**What you will do:** From the first line to the last, write out the records exactly, leaving out images.

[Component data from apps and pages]

▼

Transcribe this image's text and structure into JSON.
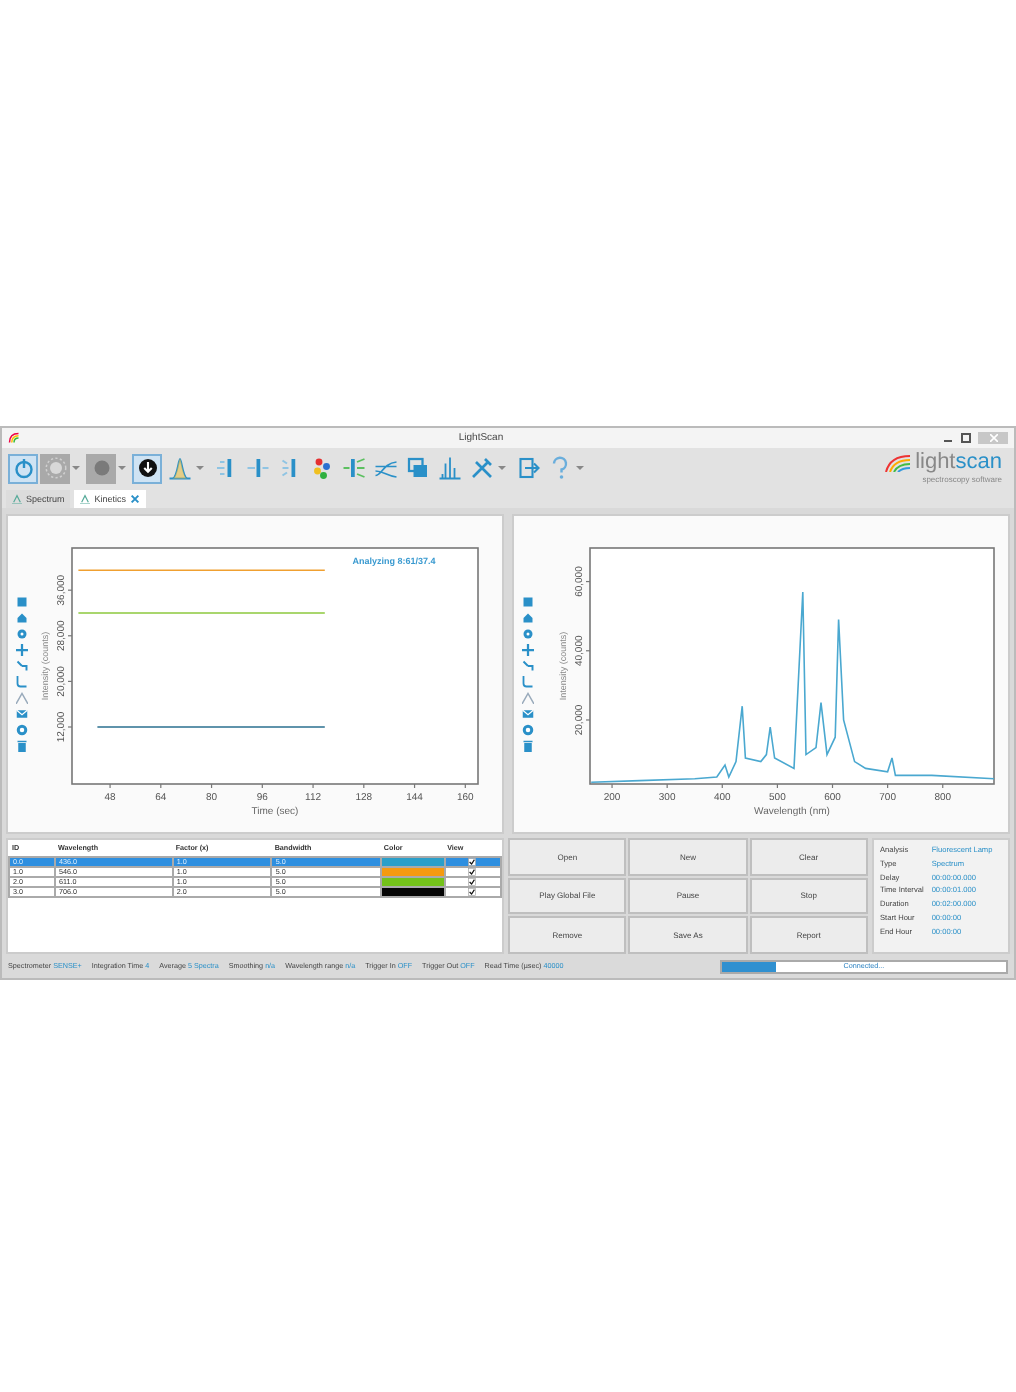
{
  "window": {
    "title": "LightScan"
  },
  "toolbar": [
    {
      "kind": "power",
      "on": true,
      "disabled": false,
      "dropdown": false
    },
    {
      "kind": "lamp",
      "on": false,
      "disabled": true,
      "dropdown": true
    },
    {
      "kind": "shutter",
      "on": false,
      "disabled": true,
      "dropdown": true
    },
    {
      "kind": "download",
      "on": true,
      "disabled": false,
      "dropdown": false
    },
    {
      "kind": "peak",
      "on": false,
      "disabled": false,
      "dropdown": true
    },
    {
      "kind": "bars-left",
      "on": false,
      "disabled": false,
      "dropdown": false
    },
    {
      "kind": "bars-center",
      "on": false,
      "disabled": false,
      "dropdown": false
    },
    {
      "kind": "bars-marks",
      "on": false,
      "disabled": false,
      "dropdown": false
    },
    {
      "kind": "colors",
      "on": false,
      "disabled": false,
      "dropdown": false
    },
    {
      "kind": "rays",
      "on": false,
      "disabled": false,
      "dropdown": false
    },
    {
      "kind": "curves",
      "on": false,
      "disabled": false,
      "dropdown": false
    },
    {
      "kind": "windows",
      "on": false,
      "disabled": false,
      "dropdown": false
    },
    {
      "kind": "spectrum",
      "on": false,
      "disabled": false,
      "dropdown": false
    },
    {
      "kind": "tools",
      "on": false,
      "disabled": false,
      "dropdown": true
    },
    {
      "kind": "exit",
      "on": false,
      "disabled": false,
      "dropdown": false
    },
    {
      "kind": "help",
      "on": false,
      "disabled": false,
      "dropdown": true
    }
  ],
  "logo": {
    "part_1": "light",
    "part_2": "scan",
    "tagline": "spectroscopy software"
  },
  "tabs": [
    {
      "label": "Spectrum",
      "selected": false,
      "closable": false
    },
    {
      "label": "Kinetics",
      "selected": true,
      "closable": true
    }
  ],
  "kinetics_chart": {
    "chart_data": {
      "type": "line",
      "xlabel": "Time (sec)",
      "ylabel": "Intensity (counts)",
      "x": [
        38,
        44,
        50,
        60,
        70,
        80,
        90,
        100,
        110,
        115.7
      ],
      "xlim": [
        36,
        164
      ],
      "ylim": [
        2000,
        43400
      ],
      "xticks": [
        48,
        64,
        80,
        96,
        112,
        128,
        144,
        160
      ],
      "yticks": [
        {
          "value": 12000,
          "label": "12,000"
        },
        {
          "value": 20000,
          "label": "20,000"
        },
        {
          "value": 28000,
          "label": "28,000"
        },
        {
          "value": 36000,
          "label": "36,000"
        }
      ],
      "annotations": [
        "Analyzing 8:61/37.4"
      ],
      "series": [
        {
          "color": "#2a6f8f",
          "values": [
            null,
            12000,
            12000,
            12000,
            12000,
            12000,
            12000,
            12000,
            12000,
            12000
          ]
        },
        {
          "color": "#f0a030",
          "values": [
            39500,
            39500,
            39500,
            39500,
            39500,
            39500,
            39500,
            39500,
            39500,
            39500
          ]
        },
        {
          "color": "#8cc83c",
          "values": [
            32000,
            32000,
            32000,
            32000,
            32000,
            32000,
            32000,
            32000,
            32000,
            32000
          ]
        }
      ]
    }
  },
  "spectrum_chart": {
    "chart_data": {
      "type": "line",
      "xlabel": "Wavelength (nm)",
      "ylabel": "Intensity (counts)",
      "x": [
        162,
        250,
        350,
        390,
        405,
        412,
        425,
        436,
        442,
        470,
        480,
        487,
        495,
        530,
        546,
        552,
        570,
        579,
        590,
        605,
        611,
        620,
        640,
        660,
        700,
        708,
        714,
        780,
        893
      ],
      "xlim": [
        160,
        893
      ],
      "ylim": [
        1500,
        69700
      ],
      "xticks": [
        200,
        300,
        400,
        500,
        600,
        700,
        800
      ],
      "yticks": [
        {
          "value": 20000,
          "label": "20,000"
        },
        {
          "value": 40000,
          "label": "40,000"
        },
        {
          "value": 60000,
          "label": "60,000"
        }
      ],
      "series": [
        {
          "color": "#4aa8d0",
          "values": [
            2000,
            2500,
            3000,
            3500,
            7000,
            3500,
            8000,
            24000,
            9000,
            8000,
            10000,
            18000,
            9000,
            6000,
            57000,
            10000,
            12000,
            25000,
            10000,
            15000,
            49000,
            20000,
            8000,
            6000,
            5000,
            9000,
            4000,
            4000,
            3000
          ]
        }
      ]
    }
  },
  "table": {
    "columns": [
      "ID",
      "Wavelength",
      "Factor (x)",
      "Bandwidth",
      "Color",
      "View"
    ],
    "rows": [
      {
        "cells": [
          "0.0",
          "436.0",
          "1.0",
          "5.0"
        ],
        "color": "#2a9fc9",
        "view": true,
        "selected": true
      },
      {
        "cells": [
          "1.0",
          "546.0",
          "1.0",
          "5.0"
        ],
        "color": "#f59a10",
        "view": true,
        "selected": false
      },
      {
        "cells": [
          "2.0",
          "611.0",
          "1.0",
          "5.0"
        ],
        "color": "#74c21a",
        "view": true,
        "selected": false
      },
      {
        "cells": [
          "3.0",
          "706.0",
          "2.0",
          "5.0"
        ],
        "color": "#050505",
        "view": true,
        "selected": false
      }
    ]
  },
  "buttons": [
    "Open",
    "New",
    "Clear",
    "Play Global File",
    "Pause",
    "Stop",
    "Remove",
    "Save As",
    "Report"
  ],
  "info": [
    {
      "label": "Analysis",
      "value": "Fluorescent Lamp"
    },
    {
      "label": "Type",
      "value": "Spectrum"
    },
    {
      "label": "Delay",
      "value": "00:00:00.000"
    },
    {
      "label": "Time Interval",
      "value": "00:00:01.000"
    },
    {
      "label": "Duration",
      "value": "00:02:00.000"
    },
    {
      "label": "Start Hour",
      "value": "00:00:00"
    },
    {
      "label": "End Hour",
      "value": "00:00:00"
    }
  ],
  "status_bar": {
    "items": [
      {
        "label": "Spectrometer",
        "value": "SENSE+"
      },
      {
        "label": "Integration Time",
        "value": "4"
      },
      {
        "label": "Average",
        "value": "5 Spectra"
      },
      {
        "label": "Smoothing",
        "value": "n/a"
      },
      {
        "label": "Wavelength range",
        "value": "n/a"
      },
      {
        "label": "Trigger In",
        "value": "OFF"
      },
      {
        "label": "Trigger Out",
        "value": "OFF"
      },
      {
        "label": "Read Time (µsec)",
        "value": "40000"
      }
    ],
    "progress": {
      "level": 0.19,
      "text": "Connected..."
    }
  }
}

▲

**Answer to this problem:**
Transcribe this image's text and structure into JSON.
{
  "window": {
    "title": "LightScan"
  },
  "toolbar": [
    {
      "kind": "power",
      "on": true,
      "disabled": false,
      "dropdown": false
    },
    {
      "kind": "lamp",
      "on": false,
      "disabled": true,
      "dropdown": true
    },
    {
      "kind": "shutter",
      "on": false,
      "disabled": true,
      "dropdown": true
    },
    {
      "kind": "download",
      "on": true,
      "disabled": false,
      "dropdown": false
    },
    {
      "kind": "peak",
      "on": false,
      "disabled": false,
      "dropdown": true
    },
    {
      "kind": "bars-left",
      "on": false,
      "disabled": false,
      "dropdown": false
    },
    {
      "kind": "bars-center",
      "on": false,
      "disabled": false,
      "dropdown": false
    },
    {
      "kind": "bars-marks",
      "on": false,
      "disabled": false,
      "dropdown": false
    },
    {
      "kind": "colors",
      "on": false,
      "disabled": false,
      "dropdown": false
    },
    {
      "kind": "rays",
      "on": false,
      "disabled": false,
      "dropdown": false
    },
    {
      "kind": "curves",
      "on": false,
      "disabled": false,
      "dropdown": false
    },
    {
      "kind": "windows",
      "on": false,
      "disabled": false,
      "dropdown": false
    },
    {
      "kind": "spectrum",
      "on": false,
      "disabled": false,
      "dropdown": false
    },
    {
      "kind": "tools",
      "on": false,
      "disabled": false,
      "dropdown": true
    },
    {
      "kind": "exit",
      "on": false,
      "disabled": false,
      "dropdown": false
    },
    {
      "kind": "help",
      "on": false,
      "disabled": false,
      "dropdown": true
    }
  ],
  "logo": {
    "part_1": "light",
    "part_2": "scan",
    "tagline": "spectroscopy software"
  },
  "tabs": [
    {
      "label": "Spectrum",
      "selected": false,
      "closable": false
    },
    {
      "label": "Kinetics",
      "selected": true,
      "closable": true
    }
  ],
  "kinetics_chart": {
    "chart_data": {
      "type": "line",
      "xlabel": "Time (sec)",
      "ylabel": "Intensity (counts)",
      "x": [
        38,
        44,
        50,
        60,
        70,
        80,
        90,
        100,
        110,
        115.7
      ],
      "xlim": [
        36,
        164
      ],
      "ylim": [
        2000,
        43400
      ],
      "xticks": [
        48,
        64,
        80,
        96,
        112,
        128,
        144,
        160
      ],
      "yticks": [
        {
          "value": 12000,
          "label": "12,000"
        },
        {
          "value": 20000,
          "label": "20,000"
        },
        {
          "value": 28000,
          "label": "28,000"
        },
        {
          "value": 36000,
          "label": "36,000"
        }
      ],
      "annotations": [
        "Analyzing 8:61/37.4"
      ],
      "series": [
        {
          "color": "#2a6f8f",
          "values": [
            null,
            12000,
            12000,
            12000,
            12000,
            12000,
            12000,
            12000,
            12000,
            12000
          ]
        },
        {
          "color": "#f0a030",
          "values": [
            39500,
            39500,
            39500,
            39500,
            39500,
            39500,
            39500,
            39500,
            39500,
            39500
          ]
        },
        {
          "color": "#8cc83c",
          "values": [
            32000,
            32000,
            32000,
            32000,
            32000,
            32000,
            32000,
            32000,
            32000,
            32000
          ]
        }
      ]
    }
  },
  "spectrum_chart": {
    "chart_data": {
      "type": "line",
      "xlabel": "Wavelength (nm)",
      "ylabel": "Intensity (counts)",
      "x": [
        162,
        250,
        350,
        390,
        405,
        412,
        425,
        436,
        442,
        470,
        480,
        487,
        495,
        530,
        546,
        552,
        570,
        579,
        590,
        605,
        611,
        620,
        640,
        660,
        700,
        708,
        714,
        780,
        893
      ],
      "xlim": [
        160,
        893
      ],
      "ylim": [
        1500,
        69700
      ],
      "xticks": [
        200,
        300,
        400,
        500,
        600,
        700,
        800
      ],
      "yticks": [
        {
          "value": 20000,
          "label": "20,000"
        },
        {
          "value": 40000,
          "label": "40,000"
        },
        {
          "value": 60000,
          "label": "60,000"
        }
      ],
      "series": [
        {
          "color": "#4aa8d0",
          "values": [
            2000,
            2500,
            3000,
            3500,
            7000,
            3500,
            8000,
            24000,
            9000,
            8000,
            10000,
            18000,
            9000,
            6000,
            57000,
            10000,
            12000,
            25000,
            10000,
            15000,
            49000,
            20000,
            8000,
            6000,
            5000,
            9000,
            4000,
            4000,
            3000
          ]
        }
      ]
    }
  },
  "table": {
    "columns": [
      "ID",
      "Wavelength",
      "Factor (x)",
      "Bandwidth",
      "Color",
      "View"
    ],
    "rows": [
      {
        "cells": [
          "0.0",
          "436.0",
          "1.0",
          "5.0"
        ],
        "color": "#2a9fc9",
        "view": true,
        "selected": true
      },
      {
        "cells": [
          "1.0",
          "546.0",
          "1.0",
          "5.0"
        ],
        "color": "#f59a10",
        "view": true,
        "selected": false
      },
      {
        "cells": [
          "2.0",
          "611.0",
          "1.0",
          "5.0"
        ],
        "color": "#74c21a",
        "view": true,
        "selected": false
      },
      {
        "cells": [
          "3.0",
          "706.0",
          "2.0",
          "5.0"
        ],
        "color": "#050505",
        "view": true,
        "selected": false
      }
    ]
  },
  "buttons": [
    "Open",
    "New",
    "Clear",
    "Play Global File",
    "Pause",
    "Stop",
    "Remove",
    "Save As",
    "Report"
  ],
  "info": [
    {
      "label": "Analysis",
      "value": "Fluorescent Lamp"
    },
    {
      "label": "Type",
      "value": "Spectrum"
    },
    {
      "label": "Delay",
      "value": "00:00:00.000"
    },
    {
      "label": "Time Interval",
      "value": "00:00:01.000"
    },
    {
      "label": "Duration",
      "value": "00:02:00.000"
    },
    {
      "label": "Start Hour",
      "value": "00:00:00"
    },
    {
      "label": "End Hour",
      "value": "00:00:00"
    }
  ],
  "status_bar": {
    "items": [
      {
        "label": "Spectrometer",
        "value": "SENSE+"
      },
      {
        "label": "Integration Time",
        "value": "4"
      },
      {
        "label": "Average",
        "value": "5 Spectra"
      },
      {
        "label": "Smoothing",
        "value": "n/a"
      },
      {
        "label": "Wavelength range",
        "value": "n/a"
      },
      {
        "label": "Trigger In",
        "value": "OFF"
      },
      {
        "label": "Trigger Out",
        "value": "OFF"
      },
      {
        "label": "Read Time (µsec)",
        "value": "40000"
      }
    ],
    "progress": {
      "level": 0.19,
      "text": "Connected..."
    }
  }
}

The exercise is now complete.